Last week George W. Bush and John Kerry gave major foreign policy speeches, and I agreed with just about everything each man said, which means they probably didn't say much of anything useful. President Bush laid out a five-point plan for Iraq; Senator Kerry laid out a four-point global foreign policy. Both speeches were resolute on terrorism and honest about our responsibilities to the Iraqi people. Both speeches were nattily written. Bush included some of his usual eloquent freedom riffs. Kerry's language was clear and clean, for a change. And yet, both speeches were dispiriting for their high-minded abstractions.
Then again, maybe I just wasn't in much of a mood to listen to speechifying about the international mess last week--certainly not to grand expositions of doctrine and principle tethered only vaguely to the horrors on the ground. My guess is, you're losing patience with being orated at as well. Some evidence: An ABC News/Washington Post poll tracked "emotional responses" to the situation in Iraq. The "emotions" measured sounded like a Postmodern parade of Snow White's dwarfs: Angry, Hopeful, Proud, Worried and Frightened. Angry had almost doubled, from 30% to 57%, since March. Hopeful and Proud had taken a hit (although Hopeful was a still robust 62%--this is, after all, America). Worried was 67%; Frightened, 37%. If Frustrated had been included, it might have scored 110%. Embarrassed would have done well too. Indeed, Angry is a bit vague for my taste. At whom? The President? The terrorists? The media? The French? All the above? On the other hand, anger, the experts say, is a primary cause of psychological depression. And most of the people I know, especially those following the situation in Iraq closely, are not feeling very peppy these days.
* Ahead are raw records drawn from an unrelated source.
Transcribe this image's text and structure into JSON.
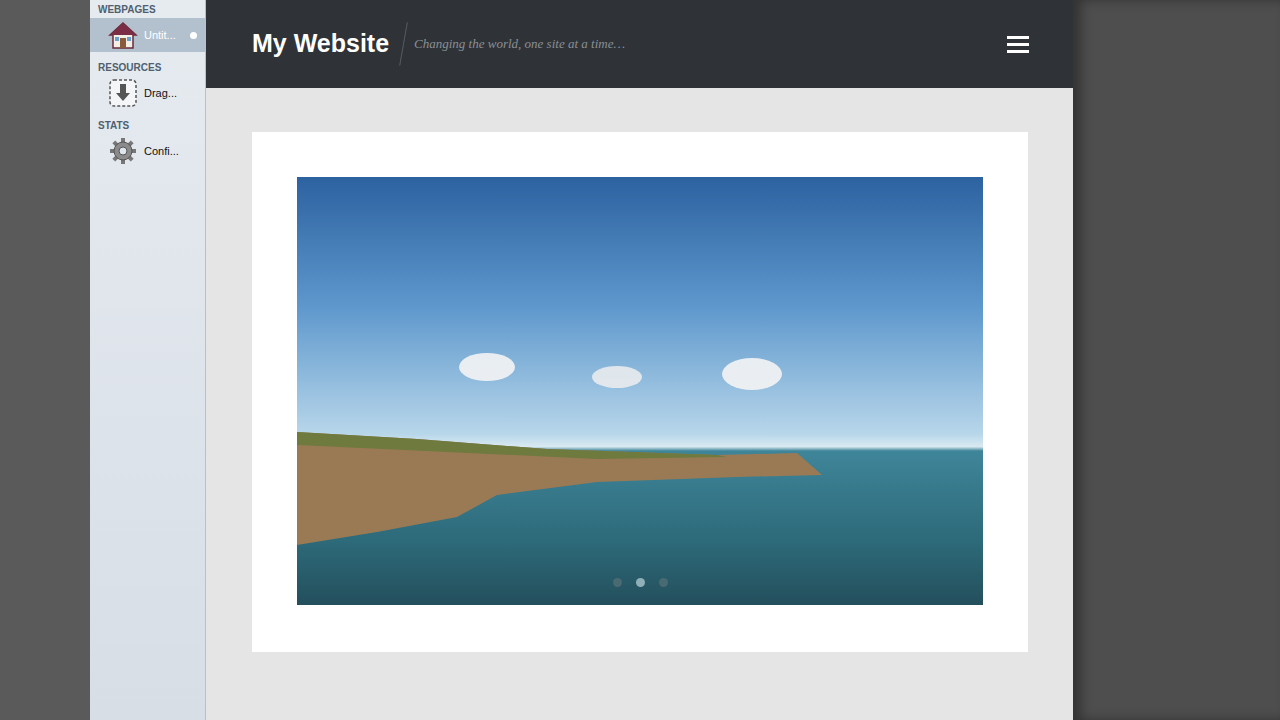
{
  "sidebar": {
    "sections": [
      {
        "label": "WEBPAGES",
        "items": [
          {
            "label": "Untit...",
            "icon": "house",
            "selected": true,
            "modified": true
          }
        ]
      },
      {
        "label": "RESOURCES",
        "items": [
          {
            "label": "Drag...",
            "icon": "drop",
            "selected": false,
            "modified": false
          }
        ]
      },
      {
        "label": "STATS",
        "items": [
          {
            "label": "Confi...",
            "icon": "gear",
            "selected": false,
            "modified": false
          }
        ]
      }
    ]
  },
  "header": {
    "title": "My Website",
    "tagline": "Changing the world, one site at a time…"
  },
  "slideshow": {
    "dots": [
      {
        "selected": false
      },
      {
        "selected": true
      },
      {
        "selected": false
      }
    ]
  }
}
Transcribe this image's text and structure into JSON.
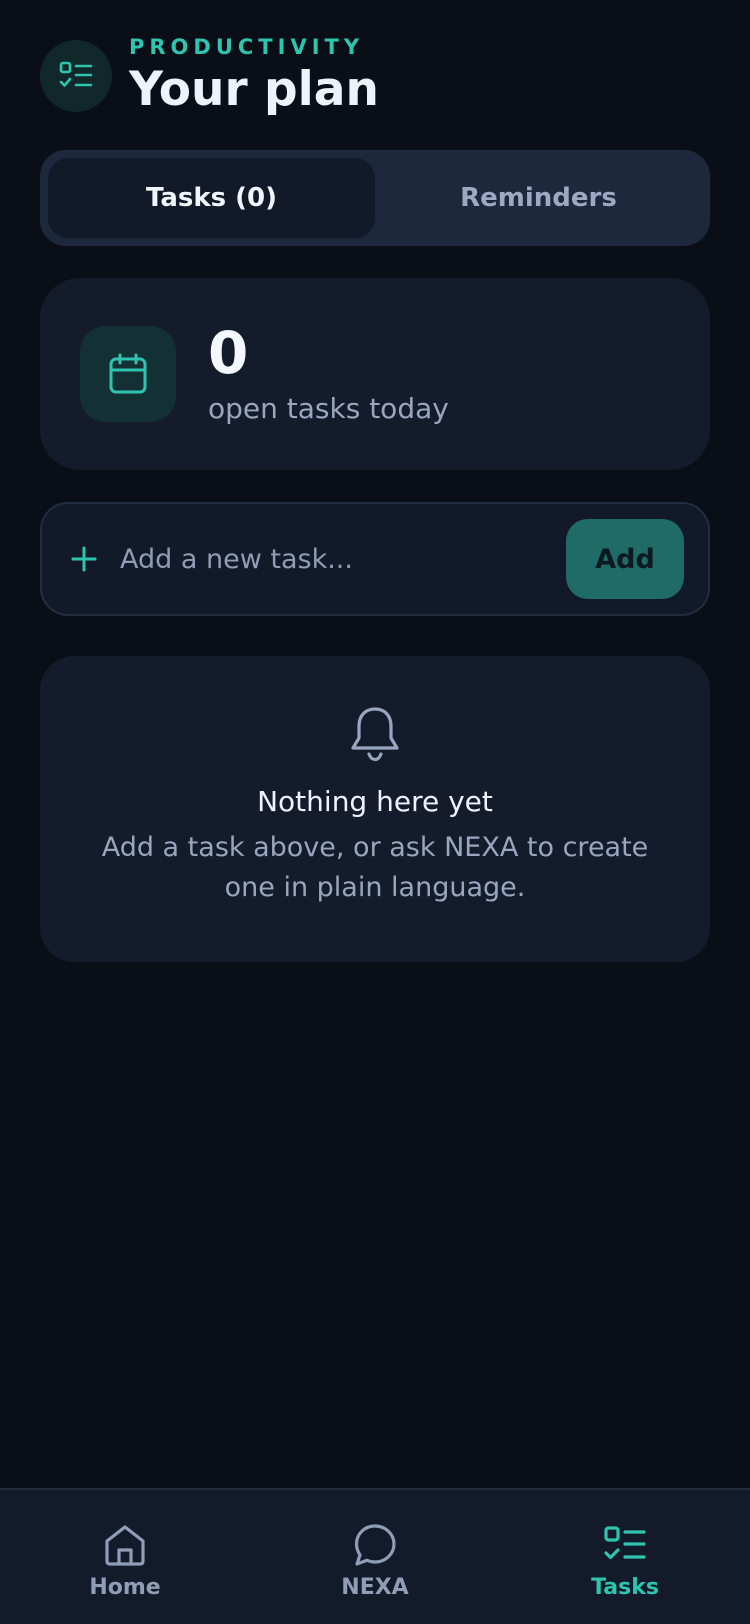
{
  "header": {
    "eyebrow": "PRODUCTIVITY",
    "title": "Your plan",
    "icon": "task-list-icon"
  },
  "tabs": [
    {
      "label": "Tasks (0)",
      "active": true
    },
    {
      "label": "Reminders",
      "active": false
    }
  ],
  "stats": {
    "count": "0",
    "label": "open tasks today",
    "icon": "calendar-icon"
  },
  "add_task": {
    "placeholder": "Add a new task...",
    "value": "",
    "button_label": "Add"
  },
  "empty_state": {
    "icon": "bell-icon",
    "title": "Nothing here yet",
    "subtitle": "Add a task above, or ask NEXA to create one in plain language."
  },
  "nav": {
    "items": [
      {
        "label": "Home",
        "icon": "home-icon",
        "active": false
      },
      {
        "label": "NEXA",
        "icon": "chat-bubble-icon",
        "active": false
      },
      {
        "label": "Tasks",
        "icon": "task-list-icon",
        "active": true
      }
    ]
  },
  "colors": {
    "background": "#0a0e17",
    "accent": "#2ec4b0",
    "card": "#141c2c",
    "muted_text": "#98a6bf"
  }
}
The fact is, America's sense of itself has taken a stunning blow. We are still recovering from the last week of April, when the Abu Ghraib photos were revealed and the U.S. military chose not to fight the Islamic radicals in Fallujah (a retreat compounded by last week's decision not to pursue Muqtada al-Sadr's Mahdi Army). Taken together, those events represent a coherent pattern of behavior--that of a schoolyard bully, who tortures the weak and runs away from the strong. This is, sadly, the way Abu Ghraib and Fallujah are perceived by our enemies. I was traveling through the Middle East as some of these events unfolded, and so the embarrassment I felt was direct and intense. The experience has been more oblique for most Americans, if no less intense. Think of the images--not just the torture photos but also the Saddamite general riding proudly into Fallujah and, of course, the beheading of Nicholas Berg. This is, literally, the stuff of nightmares; it is difficult to assimilate emotionally. And neither the President nor John Kerry seems able to acknowledge the souring American mood.